Another type of metaphor we see in the play is direct metaphor. A direct metaphor names both items in the comparison. In Hamlet's soliloquy at the end of Act II, just after he has addressed the actors who have come to perform, he calls himself 'a rogue and peasant slave.' In reality he is neither for he is a prince, but in the metaphor we realize the internal emotion that he feels is that of an unworthy, insignificant person of low status because of his inability to make decisions about his promised revenge.
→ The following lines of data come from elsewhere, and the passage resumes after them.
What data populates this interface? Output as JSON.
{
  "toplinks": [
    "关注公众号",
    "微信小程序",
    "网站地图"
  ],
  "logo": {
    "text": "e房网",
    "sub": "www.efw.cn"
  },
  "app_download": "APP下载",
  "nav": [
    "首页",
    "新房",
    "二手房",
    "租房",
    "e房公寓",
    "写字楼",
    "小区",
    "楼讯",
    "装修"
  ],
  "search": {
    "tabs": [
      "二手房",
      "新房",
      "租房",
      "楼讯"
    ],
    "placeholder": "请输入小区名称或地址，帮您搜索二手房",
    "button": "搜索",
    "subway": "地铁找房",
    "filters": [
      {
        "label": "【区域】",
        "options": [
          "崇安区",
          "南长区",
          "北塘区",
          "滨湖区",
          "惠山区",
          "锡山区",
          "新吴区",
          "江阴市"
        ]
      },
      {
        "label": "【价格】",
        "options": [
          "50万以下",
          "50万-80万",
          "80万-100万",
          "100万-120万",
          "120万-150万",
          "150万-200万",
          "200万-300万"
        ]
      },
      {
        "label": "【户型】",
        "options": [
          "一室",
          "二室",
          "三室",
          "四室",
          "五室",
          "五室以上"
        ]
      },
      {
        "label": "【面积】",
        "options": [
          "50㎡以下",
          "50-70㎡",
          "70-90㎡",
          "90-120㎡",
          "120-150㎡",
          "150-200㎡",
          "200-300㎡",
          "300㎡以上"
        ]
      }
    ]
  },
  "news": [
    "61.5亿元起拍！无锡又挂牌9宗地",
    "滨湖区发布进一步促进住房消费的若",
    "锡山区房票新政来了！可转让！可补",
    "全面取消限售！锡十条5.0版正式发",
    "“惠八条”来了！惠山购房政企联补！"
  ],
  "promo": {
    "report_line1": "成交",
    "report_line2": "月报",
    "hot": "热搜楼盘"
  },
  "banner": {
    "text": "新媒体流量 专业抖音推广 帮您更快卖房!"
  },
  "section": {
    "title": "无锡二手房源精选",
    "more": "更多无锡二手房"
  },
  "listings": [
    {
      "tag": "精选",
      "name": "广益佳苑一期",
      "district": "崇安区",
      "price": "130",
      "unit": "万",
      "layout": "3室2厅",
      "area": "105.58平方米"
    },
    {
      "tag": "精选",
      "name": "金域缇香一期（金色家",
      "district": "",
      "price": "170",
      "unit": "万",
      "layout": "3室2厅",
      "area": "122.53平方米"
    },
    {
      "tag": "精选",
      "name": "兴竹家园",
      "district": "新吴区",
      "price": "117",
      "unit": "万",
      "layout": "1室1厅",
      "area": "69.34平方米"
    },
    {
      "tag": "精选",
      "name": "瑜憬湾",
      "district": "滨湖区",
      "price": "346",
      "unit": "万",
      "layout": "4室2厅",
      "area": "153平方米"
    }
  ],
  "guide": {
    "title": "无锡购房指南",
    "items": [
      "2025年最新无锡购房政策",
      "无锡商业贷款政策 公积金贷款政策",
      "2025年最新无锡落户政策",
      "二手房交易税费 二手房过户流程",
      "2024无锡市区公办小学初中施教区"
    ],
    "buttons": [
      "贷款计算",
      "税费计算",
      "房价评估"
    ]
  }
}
Because Hamlet straightforwardly compares himself to a rogue and a slave, this is a direct metaphor.

To unlock this lesson you must be a Study.com Member.
Create your account

Register to view this lesson

Are you a student or a teacher?

Unlock Your Education

See for yourself why 30 million people use Study.com

Become a Study.com member and start learning now.
Become a Member  Back
What teachers are saying about Study.com
Try it risk-free for 30 days

Earning College Credit

Did you know… We have over 200 college courses that prepare you to earn credit by exam that is accepted by over 1,500 colleges and universities. You can test out of the first two years of college and save thousands off your degree. Anyone can earn credit-by-exam regardless of age or education level.

To learn more, visit our Earning Credit Page

Transferring credit to the school of your choice

Not sure what college you want to attend yet? Study.com has thousands of articles about every imaginable degree, area of study and career path that can help you find the school that's right for you.

Create an account to start this course today
Try it risk-free for 30 days!
Create an account
Support